Copy out every record below with complete accuracy.

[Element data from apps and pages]
BEGIN

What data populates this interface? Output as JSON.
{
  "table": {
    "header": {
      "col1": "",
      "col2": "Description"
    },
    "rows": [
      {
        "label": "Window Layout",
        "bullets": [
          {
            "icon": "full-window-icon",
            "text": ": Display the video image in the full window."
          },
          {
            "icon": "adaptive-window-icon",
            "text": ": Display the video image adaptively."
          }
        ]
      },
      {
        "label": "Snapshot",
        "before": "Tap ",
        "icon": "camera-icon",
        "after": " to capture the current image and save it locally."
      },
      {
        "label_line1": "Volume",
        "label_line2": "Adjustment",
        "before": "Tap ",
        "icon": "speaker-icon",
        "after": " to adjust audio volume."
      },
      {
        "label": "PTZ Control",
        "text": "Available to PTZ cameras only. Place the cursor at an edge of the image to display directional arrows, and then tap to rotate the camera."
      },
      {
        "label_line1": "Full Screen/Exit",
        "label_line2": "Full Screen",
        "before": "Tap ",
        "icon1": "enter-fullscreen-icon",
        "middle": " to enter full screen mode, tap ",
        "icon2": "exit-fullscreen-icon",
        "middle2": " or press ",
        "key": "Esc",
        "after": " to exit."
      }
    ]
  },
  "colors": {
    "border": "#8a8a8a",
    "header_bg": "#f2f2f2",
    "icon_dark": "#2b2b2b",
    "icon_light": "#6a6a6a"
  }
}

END

**Solution**
What data populates this interface? Output as JSON.
{
  "table": {
    "header": {
      "col1": "",
      "col2": "Description"
    },
    "rows": [
      {
        "label": "Window Layout",
        "bullets": [
          {
            "icon": "full-window-icon",
            "text": ": Display the video image in the full window."
          },
          {
            "icon": "adaptive-window-icon",
            "text": ": Display the video image adaptively."
          }
        ]
      },
      {
        "label": "Snapshot",
        "before": "Tap ",
        "icon": "camera-icon",
        "after": " to capture the current image and save it locally."
      },
      {
        "label_line1": "Volume",
        "label_line2": "Adjustment",
        "before": "Tap ",
        "icon": "speaker-icon",
        "after": " to adjust audio volume."
      },
      {
        "label": "PTZ Control",
        "text": "Available to PTZ cameras only. Place the cursor at an edge of the image to display directional arrows, and then tap to rotate the camera."
      },
      {
        "label_line1": "Full Screen/Exit",
        "label_line2": "Full Screen",
        "before": "Tap ",
        "icon1": "enter-fullscreen-icon",
        "middle": " to enter full screen mode, tap ",
        "icon2": "exit-fullscreen-icon",
        "middle2": " or press ",
        "key": "Esc",
        "after": " to exit."
      }
    ]
  },
  "colors": {
    "border": "#8a8a8a",
    "header_bg": "#f2f2f2",
    "icon_dark": "#2b2b2b",
    "icon_light": "#6a6a6a"
  }
}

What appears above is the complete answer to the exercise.